Web page and app entries:
= Beginning of Section =
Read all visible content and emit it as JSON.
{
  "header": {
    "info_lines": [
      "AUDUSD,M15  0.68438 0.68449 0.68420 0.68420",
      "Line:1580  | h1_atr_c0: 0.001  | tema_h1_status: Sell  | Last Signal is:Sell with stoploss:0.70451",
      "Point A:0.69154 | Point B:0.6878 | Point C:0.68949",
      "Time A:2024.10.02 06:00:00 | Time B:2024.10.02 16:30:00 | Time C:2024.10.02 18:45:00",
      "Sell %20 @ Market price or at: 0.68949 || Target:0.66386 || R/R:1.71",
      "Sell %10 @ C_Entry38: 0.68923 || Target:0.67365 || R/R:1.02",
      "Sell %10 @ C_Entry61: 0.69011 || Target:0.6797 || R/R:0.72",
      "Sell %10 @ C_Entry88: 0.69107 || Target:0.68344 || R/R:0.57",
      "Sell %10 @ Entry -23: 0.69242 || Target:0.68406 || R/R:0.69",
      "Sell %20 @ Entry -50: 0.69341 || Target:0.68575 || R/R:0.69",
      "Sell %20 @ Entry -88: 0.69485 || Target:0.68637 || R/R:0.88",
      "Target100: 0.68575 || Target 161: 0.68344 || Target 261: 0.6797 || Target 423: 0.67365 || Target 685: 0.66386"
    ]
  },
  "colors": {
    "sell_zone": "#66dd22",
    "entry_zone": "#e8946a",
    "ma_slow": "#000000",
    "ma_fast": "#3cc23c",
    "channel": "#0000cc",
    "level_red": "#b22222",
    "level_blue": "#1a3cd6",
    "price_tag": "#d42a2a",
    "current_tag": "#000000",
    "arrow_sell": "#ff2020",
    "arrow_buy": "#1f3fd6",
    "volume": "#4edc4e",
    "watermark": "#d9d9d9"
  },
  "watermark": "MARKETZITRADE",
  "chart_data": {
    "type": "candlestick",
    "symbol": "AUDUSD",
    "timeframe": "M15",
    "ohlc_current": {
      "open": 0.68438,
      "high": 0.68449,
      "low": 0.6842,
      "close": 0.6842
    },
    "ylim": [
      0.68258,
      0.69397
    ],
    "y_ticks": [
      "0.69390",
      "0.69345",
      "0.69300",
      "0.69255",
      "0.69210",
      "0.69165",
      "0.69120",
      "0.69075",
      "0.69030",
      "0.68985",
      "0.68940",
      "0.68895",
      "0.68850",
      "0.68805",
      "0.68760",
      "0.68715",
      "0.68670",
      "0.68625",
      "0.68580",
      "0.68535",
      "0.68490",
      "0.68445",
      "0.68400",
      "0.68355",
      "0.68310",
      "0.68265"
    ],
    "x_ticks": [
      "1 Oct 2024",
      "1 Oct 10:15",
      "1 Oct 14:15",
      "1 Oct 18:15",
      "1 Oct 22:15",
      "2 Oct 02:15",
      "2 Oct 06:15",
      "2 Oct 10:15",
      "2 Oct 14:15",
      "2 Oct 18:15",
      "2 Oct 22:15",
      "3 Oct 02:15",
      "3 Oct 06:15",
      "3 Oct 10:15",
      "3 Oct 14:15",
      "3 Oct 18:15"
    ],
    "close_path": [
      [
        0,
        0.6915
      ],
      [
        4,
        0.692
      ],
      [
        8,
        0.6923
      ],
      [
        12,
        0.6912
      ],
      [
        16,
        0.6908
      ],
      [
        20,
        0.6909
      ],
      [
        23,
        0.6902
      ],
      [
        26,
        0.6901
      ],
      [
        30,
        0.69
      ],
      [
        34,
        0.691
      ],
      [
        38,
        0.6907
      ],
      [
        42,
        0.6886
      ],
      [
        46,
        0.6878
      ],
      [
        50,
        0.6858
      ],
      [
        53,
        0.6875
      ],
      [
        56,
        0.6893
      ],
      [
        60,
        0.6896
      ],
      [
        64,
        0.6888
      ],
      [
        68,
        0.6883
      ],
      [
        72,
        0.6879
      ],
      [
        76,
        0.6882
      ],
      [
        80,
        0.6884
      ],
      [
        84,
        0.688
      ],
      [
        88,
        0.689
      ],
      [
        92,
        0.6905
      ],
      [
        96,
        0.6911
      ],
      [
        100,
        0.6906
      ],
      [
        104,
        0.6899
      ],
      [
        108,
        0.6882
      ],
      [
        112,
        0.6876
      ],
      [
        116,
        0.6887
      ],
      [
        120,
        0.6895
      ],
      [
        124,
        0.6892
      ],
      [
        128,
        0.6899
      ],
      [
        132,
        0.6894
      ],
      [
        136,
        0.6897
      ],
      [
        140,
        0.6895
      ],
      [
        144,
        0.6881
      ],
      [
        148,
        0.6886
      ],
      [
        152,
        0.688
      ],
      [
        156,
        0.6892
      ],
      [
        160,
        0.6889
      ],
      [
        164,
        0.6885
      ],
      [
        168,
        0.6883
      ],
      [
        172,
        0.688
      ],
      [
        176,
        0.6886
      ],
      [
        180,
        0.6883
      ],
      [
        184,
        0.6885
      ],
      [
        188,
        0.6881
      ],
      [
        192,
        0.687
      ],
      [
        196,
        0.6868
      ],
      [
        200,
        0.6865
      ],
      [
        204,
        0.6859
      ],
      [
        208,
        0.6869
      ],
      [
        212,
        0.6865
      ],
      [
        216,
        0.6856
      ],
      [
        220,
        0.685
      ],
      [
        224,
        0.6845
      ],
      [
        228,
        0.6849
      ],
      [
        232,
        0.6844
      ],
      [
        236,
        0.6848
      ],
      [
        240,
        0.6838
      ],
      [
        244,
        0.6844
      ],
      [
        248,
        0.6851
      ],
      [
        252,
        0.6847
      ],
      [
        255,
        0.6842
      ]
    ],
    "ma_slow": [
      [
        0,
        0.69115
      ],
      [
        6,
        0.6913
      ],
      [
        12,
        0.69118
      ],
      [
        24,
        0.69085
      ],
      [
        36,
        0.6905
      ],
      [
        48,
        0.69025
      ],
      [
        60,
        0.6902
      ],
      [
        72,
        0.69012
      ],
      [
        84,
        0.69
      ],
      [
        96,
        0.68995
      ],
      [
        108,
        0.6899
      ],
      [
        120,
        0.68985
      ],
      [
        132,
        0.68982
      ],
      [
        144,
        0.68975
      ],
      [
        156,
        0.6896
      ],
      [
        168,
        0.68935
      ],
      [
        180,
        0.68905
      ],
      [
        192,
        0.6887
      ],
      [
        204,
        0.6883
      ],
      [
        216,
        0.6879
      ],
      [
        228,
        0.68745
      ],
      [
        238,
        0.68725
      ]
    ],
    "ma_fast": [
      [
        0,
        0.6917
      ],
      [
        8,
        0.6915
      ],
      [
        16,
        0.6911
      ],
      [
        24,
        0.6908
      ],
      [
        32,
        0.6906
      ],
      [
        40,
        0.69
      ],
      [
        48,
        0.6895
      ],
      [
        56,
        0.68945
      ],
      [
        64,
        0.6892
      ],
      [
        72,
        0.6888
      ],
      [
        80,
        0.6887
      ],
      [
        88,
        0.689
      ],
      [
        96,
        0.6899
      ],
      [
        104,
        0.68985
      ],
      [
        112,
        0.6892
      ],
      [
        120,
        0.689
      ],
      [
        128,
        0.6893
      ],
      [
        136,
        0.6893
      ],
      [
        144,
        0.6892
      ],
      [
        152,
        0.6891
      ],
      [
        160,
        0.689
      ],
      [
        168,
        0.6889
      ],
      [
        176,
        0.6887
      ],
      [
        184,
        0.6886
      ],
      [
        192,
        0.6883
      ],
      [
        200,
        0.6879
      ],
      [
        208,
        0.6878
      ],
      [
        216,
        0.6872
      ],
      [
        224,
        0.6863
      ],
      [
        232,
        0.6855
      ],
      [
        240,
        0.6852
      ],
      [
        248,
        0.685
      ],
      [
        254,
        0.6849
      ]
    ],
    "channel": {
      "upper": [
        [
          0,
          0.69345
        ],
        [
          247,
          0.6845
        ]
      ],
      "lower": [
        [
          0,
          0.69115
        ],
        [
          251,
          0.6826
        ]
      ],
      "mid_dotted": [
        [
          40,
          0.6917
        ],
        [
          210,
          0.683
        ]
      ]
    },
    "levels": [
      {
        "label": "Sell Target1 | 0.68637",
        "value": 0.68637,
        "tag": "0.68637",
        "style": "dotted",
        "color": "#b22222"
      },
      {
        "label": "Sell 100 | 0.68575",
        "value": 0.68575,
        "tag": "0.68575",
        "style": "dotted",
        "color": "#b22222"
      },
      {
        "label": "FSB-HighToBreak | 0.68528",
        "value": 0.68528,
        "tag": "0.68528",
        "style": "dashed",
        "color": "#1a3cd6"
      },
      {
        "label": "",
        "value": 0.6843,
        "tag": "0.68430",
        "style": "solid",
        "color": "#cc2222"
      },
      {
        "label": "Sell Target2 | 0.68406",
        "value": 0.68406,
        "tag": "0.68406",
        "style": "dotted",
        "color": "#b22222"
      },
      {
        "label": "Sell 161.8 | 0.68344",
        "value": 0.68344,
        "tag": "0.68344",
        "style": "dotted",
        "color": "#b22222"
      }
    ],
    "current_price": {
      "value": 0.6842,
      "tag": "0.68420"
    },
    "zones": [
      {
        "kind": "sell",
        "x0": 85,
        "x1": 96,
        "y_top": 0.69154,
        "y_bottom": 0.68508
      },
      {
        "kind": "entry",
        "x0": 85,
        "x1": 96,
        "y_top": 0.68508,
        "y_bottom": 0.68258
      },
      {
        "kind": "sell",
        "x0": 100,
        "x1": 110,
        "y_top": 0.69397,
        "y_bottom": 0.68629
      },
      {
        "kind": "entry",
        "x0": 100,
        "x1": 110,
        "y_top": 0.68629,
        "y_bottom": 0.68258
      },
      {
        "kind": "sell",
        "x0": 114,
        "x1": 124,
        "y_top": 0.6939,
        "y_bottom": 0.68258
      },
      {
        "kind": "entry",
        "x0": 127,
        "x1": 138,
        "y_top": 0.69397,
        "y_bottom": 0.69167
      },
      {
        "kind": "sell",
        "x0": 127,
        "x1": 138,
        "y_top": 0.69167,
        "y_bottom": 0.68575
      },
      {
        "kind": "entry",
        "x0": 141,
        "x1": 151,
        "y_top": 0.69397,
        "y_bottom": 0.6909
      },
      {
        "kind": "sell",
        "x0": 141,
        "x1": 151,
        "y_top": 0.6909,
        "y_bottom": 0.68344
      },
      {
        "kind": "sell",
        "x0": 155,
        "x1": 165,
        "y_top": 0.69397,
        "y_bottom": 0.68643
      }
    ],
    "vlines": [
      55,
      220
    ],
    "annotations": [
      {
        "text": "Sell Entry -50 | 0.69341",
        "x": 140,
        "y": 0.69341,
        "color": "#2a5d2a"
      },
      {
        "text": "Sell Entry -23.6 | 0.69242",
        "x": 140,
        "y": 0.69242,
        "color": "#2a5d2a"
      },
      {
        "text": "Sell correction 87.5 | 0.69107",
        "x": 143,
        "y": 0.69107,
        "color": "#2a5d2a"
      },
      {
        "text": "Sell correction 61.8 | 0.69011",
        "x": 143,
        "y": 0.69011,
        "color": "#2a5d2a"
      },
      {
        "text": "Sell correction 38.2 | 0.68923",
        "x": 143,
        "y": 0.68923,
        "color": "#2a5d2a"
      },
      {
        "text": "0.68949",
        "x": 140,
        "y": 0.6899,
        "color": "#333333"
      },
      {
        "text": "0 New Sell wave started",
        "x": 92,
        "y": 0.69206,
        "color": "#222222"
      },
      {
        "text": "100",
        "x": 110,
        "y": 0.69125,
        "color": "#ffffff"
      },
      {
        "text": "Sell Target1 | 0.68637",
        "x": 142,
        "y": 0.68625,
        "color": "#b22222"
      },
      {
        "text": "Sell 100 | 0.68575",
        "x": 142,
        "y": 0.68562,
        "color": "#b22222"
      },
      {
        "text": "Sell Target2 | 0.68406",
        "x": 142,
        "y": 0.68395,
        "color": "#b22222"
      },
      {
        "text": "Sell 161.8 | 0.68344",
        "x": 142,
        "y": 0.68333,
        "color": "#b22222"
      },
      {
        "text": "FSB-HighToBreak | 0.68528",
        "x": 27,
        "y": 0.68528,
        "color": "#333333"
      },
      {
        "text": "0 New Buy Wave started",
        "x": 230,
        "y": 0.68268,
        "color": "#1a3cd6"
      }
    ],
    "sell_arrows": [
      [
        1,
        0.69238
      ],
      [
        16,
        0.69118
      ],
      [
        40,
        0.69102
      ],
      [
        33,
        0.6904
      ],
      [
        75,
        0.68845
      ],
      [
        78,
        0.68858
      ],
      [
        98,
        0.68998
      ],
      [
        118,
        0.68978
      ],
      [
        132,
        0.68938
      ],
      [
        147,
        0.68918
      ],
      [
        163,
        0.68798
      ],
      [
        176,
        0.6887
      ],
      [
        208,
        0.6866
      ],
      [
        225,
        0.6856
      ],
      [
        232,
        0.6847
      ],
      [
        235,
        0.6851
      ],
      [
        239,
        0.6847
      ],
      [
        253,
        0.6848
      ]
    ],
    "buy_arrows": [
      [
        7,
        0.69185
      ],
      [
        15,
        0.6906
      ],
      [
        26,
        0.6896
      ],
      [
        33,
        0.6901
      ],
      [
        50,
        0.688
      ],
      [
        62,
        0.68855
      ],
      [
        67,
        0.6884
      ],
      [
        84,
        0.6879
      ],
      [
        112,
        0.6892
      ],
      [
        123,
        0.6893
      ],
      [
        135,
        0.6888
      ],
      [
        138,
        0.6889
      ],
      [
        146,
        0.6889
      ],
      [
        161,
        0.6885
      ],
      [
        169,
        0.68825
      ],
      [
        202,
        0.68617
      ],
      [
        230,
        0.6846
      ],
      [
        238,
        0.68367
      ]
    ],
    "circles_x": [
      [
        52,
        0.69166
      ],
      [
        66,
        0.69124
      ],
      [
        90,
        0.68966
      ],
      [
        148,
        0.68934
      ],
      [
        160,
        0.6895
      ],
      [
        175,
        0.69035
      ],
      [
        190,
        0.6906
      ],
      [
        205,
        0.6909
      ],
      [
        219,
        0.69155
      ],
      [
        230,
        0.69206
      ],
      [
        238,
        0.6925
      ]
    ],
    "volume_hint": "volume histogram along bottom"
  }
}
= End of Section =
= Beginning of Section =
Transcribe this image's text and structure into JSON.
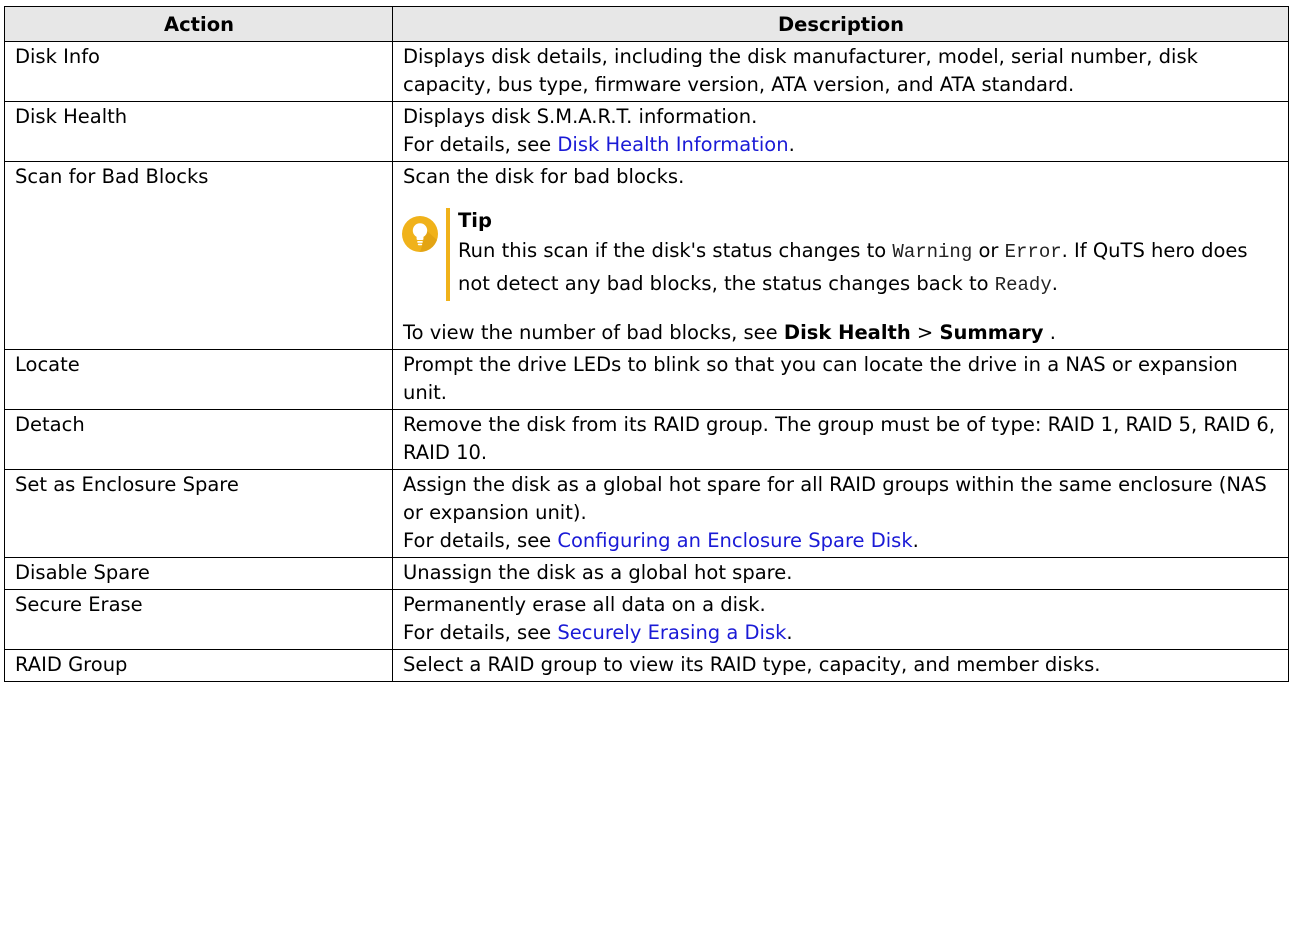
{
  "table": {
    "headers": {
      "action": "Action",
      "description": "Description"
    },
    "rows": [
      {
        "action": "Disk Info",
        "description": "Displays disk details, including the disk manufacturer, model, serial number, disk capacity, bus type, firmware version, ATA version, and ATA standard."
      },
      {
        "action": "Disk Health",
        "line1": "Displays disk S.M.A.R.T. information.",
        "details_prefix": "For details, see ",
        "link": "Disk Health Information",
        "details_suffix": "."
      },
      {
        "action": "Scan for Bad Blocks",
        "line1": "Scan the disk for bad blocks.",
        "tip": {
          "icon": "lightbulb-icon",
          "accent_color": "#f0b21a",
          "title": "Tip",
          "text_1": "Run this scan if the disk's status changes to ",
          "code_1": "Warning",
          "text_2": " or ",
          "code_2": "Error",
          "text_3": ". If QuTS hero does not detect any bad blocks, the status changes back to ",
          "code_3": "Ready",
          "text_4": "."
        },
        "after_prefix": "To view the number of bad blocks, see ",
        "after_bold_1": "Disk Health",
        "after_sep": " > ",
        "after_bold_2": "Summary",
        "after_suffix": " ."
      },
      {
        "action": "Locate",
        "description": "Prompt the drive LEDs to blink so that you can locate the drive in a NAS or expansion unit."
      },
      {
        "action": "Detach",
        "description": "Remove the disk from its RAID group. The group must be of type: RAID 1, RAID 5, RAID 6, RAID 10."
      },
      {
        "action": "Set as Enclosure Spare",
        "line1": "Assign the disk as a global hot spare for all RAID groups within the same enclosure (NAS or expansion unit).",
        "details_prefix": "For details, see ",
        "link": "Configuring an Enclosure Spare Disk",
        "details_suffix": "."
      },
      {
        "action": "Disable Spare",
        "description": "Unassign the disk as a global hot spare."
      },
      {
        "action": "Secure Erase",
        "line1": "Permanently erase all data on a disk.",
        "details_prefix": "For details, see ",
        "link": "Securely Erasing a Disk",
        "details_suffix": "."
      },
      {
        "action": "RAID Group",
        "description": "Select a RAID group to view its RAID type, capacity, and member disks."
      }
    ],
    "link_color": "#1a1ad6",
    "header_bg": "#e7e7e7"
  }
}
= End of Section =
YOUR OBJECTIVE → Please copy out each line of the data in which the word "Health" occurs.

SOLVED PROBLEM →
        "action": "Disk Health",
        "link": "Disk Health Information",
        "after_bold_1": "Disk Health",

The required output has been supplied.